Don’t just follow friends & family advice. “Everyone has their opinions on the best or worst mattresses,” says Caitlin Hoff, health and safety investigator,, “but not everyone is built the same way or even sleeps in the same position.” Consider all the advice but pay more attention to your body type and sleeping habits.

Don’t let price be your only guide. Supportive, comfortable mattresses made from high-quality, durable materials aren’t cheap. “With an overwhelming number of options on the market, it can be easy to pick a cheap mattress and just move on,” says Hoff. “But remember that you’ll spend roughly one-third of your time sleeping on your mattress. An investment in a supportive mattress that meets your needs is an investment in a decade of restful nights.” That’s something that really is truly priceless.

Don’t go mattress shopping by yourself. “A huge mistake that people make when mattress shopping is leaving their partner at home,” explains Hoff. “Just because a mattress is good for one person does not mean it will be good for both.” Go shopping together so you can gauge each other’s reaction to each one you test.

Don’t skip the mattress testing. Your new mattress will be part of your life for 8-10 years so take time to lie down on it in different sleeping positions. While it may feel awkward to spread out on the display beds with other buyers milling about, a good night’s sleep is well worth any perceived embarrassment. To boost your confidence in your choice of mattress, ask about a possible trial period to test out the mattress. Spending a few nights sleeping on it is the best barometer of its suitability for you.

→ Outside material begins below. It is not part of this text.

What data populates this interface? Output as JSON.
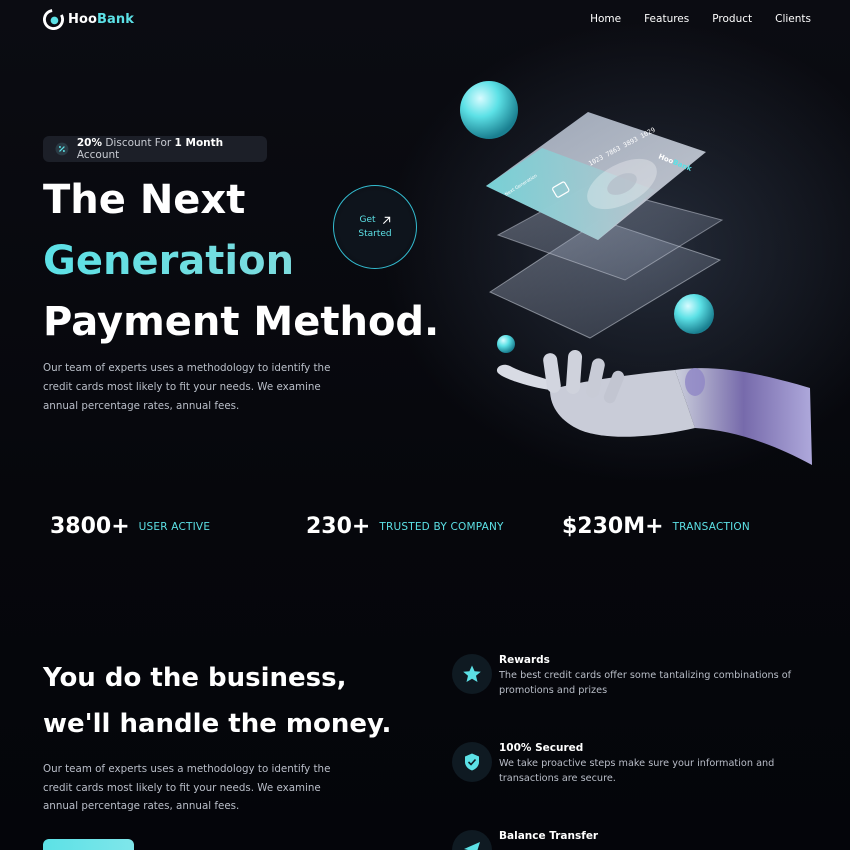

Don’t skip the crucial details. “A mattress is a major life purchase,” Hoff points out. “It affects your mental and physical health so if you take home a mattress and find that it does not meet your needs, you should return it.” Most mattress companies will have a trial period when a mattress can be returned, but many also have a “return fee.” Know the return policy before you buy. 

Don’t skimp on doing your homework. Make sure you understand the components that make up your chosen mattress, including density, type of foam and coil count. What’s inside your mattress will the comfort life of your new mattress. Stick to the facts and forget the marketing jargon to help guide you to the perfect mattress for you.

Don’t underestimate the importance of your personal comfort preference. Somewhere in between firm and soft is your ideal mattress, but most people tend to gravitate toward one end of the spectrum or other. There’s a belief that a firmer mattress is better for your back but that’s not necessarily true. Some mattress with softer pillow tops can ease pain by reducing the amount of pressure of problematic areas.

Don’t rush. You wouldn’t buy the first car you test drive, right? Spend time researching mattress basics and visit a mattress showroom to kick off your quest for the best mattress. You’ll have a chance to see what your options are and talk to sales reps, who can be a wealth of information. A good sales person will ask you about how your sleep habits, your preferences and the budget you have in mind. Ask plenty of questions and take their advice into consideration.

So, now you’re armed with knowledge and tips about mattress shopping, come on down to Interior Spaces and choose your new mattress from our wide selection from Scott Living by Restonic and Omaha Bedding.

This blog was originally posted on the Restonic website in September 2019.